Russell had previously been an apprentice stonemason and, in an interview before his debut Six Nations campaign in 2015, he said: “On rainy days it could be pretty miserable. It was for a company in Thornhill near Stirling and I worked out of a wee shed. It could be tough but I enjoyed it. I’d be making windowsills, door frames, fireplaces – even building walls. But, compared to playing rugby, it’s night and day. If I ever have a bad day at training, I think back to what it was like working in that cold shed.”
Townsend diplomatically maintains that he’d prefer to have Russell, the Clermont-based Greig Laidlaw and others based in Scotland where they have more control over their players, akin to the Irish system, but – also citing the example of Sexton at Racing – points out that Russell was rested by Racing the week before the Six Nations.
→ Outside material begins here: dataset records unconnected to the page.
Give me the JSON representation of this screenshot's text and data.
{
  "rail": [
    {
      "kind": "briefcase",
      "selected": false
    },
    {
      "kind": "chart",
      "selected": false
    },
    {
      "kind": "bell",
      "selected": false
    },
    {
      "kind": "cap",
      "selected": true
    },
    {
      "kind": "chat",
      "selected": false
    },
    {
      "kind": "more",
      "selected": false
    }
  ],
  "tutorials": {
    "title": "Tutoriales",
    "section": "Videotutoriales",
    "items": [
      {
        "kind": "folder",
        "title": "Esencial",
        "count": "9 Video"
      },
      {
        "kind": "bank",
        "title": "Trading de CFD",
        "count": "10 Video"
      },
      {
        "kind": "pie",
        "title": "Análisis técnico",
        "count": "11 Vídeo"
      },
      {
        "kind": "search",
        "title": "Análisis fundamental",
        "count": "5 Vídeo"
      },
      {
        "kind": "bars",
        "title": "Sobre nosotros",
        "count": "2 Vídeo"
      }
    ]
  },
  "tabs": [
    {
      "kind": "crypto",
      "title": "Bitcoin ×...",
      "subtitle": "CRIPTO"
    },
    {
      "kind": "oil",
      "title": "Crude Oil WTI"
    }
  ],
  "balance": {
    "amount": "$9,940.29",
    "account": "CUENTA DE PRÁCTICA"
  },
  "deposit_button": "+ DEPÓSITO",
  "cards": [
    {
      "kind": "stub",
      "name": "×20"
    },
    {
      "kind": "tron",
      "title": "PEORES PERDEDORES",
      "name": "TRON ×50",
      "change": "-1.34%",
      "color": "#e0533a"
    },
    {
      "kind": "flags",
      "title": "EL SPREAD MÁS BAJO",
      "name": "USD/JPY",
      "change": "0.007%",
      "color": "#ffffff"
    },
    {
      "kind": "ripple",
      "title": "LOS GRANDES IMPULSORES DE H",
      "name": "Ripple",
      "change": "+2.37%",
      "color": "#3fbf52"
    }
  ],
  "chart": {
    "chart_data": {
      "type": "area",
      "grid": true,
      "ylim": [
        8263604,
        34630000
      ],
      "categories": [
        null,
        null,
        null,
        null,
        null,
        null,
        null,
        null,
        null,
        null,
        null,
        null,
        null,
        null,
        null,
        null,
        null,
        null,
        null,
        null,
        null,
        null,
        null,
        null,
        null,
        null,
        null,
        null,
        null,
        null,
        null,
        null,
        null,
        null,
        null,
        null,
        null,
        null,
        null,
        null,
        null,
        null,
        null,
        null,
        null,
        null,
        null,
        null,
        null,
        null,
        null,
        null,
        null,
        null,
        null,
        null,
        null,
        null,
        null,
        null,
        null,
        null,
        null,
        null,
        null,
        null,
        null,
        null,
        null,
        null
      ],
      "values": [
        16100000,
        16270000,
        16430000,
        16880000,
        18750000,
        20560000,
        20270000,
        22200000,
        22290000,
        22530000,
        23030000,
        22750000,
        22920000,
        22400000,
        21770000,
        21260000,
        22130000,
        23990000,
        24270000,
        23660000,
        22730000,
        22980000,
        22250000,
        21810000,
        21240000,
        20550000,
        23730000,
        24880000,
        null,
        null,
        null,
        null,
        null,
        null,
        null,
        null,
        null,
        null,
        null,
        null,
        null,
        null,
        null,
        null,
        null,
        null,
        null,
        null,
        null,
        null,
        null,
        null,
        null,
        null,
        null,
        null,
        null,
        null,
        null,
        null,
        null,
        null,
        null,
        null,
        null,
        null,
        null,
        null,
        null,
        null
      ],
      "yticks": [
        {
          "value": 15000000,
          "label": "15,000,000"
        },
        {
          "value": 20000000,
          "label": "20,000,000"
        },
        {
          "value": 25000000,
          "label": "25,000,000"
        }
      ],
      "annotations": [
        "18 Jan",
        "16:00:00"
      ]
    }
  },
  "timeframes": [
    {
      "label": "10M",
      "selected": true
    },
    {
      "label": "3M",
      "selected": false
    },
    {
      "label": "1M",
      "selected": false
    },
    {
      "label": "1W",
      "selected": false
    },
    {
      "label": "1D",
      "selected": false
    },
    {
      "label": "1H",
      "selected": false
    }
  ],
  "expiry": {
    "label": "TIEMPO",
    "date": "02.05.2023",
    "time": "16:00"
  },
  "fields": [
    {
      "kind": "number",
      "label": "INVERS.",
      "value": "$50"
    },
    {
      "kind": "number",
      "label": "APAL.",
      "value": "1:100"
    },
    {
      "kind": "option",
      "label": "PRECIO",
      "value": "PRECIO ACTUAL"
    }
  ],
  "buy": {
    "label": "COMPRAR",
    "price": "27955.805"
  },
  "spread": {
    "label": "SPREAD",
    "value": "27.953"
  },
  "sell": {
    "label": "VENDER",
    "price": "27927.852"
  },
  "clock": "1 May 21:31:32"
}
And, as someone who played with Castres, Northampton and others, Townsend knows his Racing sojourn will make Russell a better player as well as sparking something of a bromance and on-field telepathic understanding with kindred spirit Simon Zebo.
For Zebo at Racing, read Hogg with Scotland. So it is that Russell looks like a key figure, maybe the key figure, at Murrayfield next Saturday.
In the 47th minute in the same venue against Italy last Saturday, after making inroads into the Italian defence, Greig Laidlaw looks right off a ruck close to the posts. No Russell. He looks left, sees Russell, feeds him and the outhalf dinks a wicked grubber into the ground and the sizeable Murrayfield in-goal area for Stuart Hogg to win a slightly dubious touchdown.
One had the distinct impression that Scotland kept their powder dry last Saturday, but nearly everything went through Russell.
Off turnover ball outside the Italian 22 in the 11th minute, he looked across the pitch, saw how narrow the Italian defence was, and how Blair Kinghorn had kept his width. Russell’s crosskick into the space in front of Kinghorn was perfect, in distance and weight. The winger didn’t even have to break stride in scoring the first of his hat-trick untouched. On a silver salver, with ribbons on top.
Gordon D’Arcy is a detractor, albeit in the context of praising Johnny Sexton
In addition to two try-scoring assists with kick passes, Russell worked a loop and linked with kindred spirit Hogg for another try by Kinghorn and then spotted a shooter to delay his pass for a try by Chris Harris.
Four of five tries created by Russell. But plenty are sceptical, a case in point being Russell’s performance in Racing’s defeat to Ulster in the Kingspan Stadium, where he was creator in chief of two of the Parisians’ four tries, but missed three conversions out of three.
Gordon D’Arcy is a detractor, albeit in the context of praising Johnny Sexton, which is understandable and, in the build-up to last year’s game at the Aviva Stadium, was borne out.
“Finn Russell does not look after his pack the way Johnny Sexton can,” said D’Arcy in these pages. “Sexton is the mathematician at a blackjack table. Probability promises scoring opportunities if he sticks to the process.
“Russell is the other type of high-roller. The Scottish outhalf is willing to bet it all from anywhere on the pitch (but mainly off turnover ball), his instinct is to splinter the opposing defence with a spectacular pass.”
The Italians were rushing up and he just picked them off really
The former French outhalf Thomas Castaignède is on record as saying that the one player he loves watching more than anyone else is Russell.
Of Russell’s performance in Murrayfield against Italy, another former Test outhalf, Jonathan Davies, said: “I thought he was brilliant. He had an armchair ride. He controlled the game.”
“The Italians were rushing up and he just picked them off really. The mistakes that the Italians did, from knock-ons and turnovers, put them under pressure and he showed great composure and brought everyone else into the game. They’ve got to keep him fit and healthy, because he’s the one that makes them tick.”
Whatever the outcome next Saturday in Murrayfield, Russell is sure to be a key man. And whatever else, both the game and the 2019 Guinness Six Nations would assuredly be duller without him.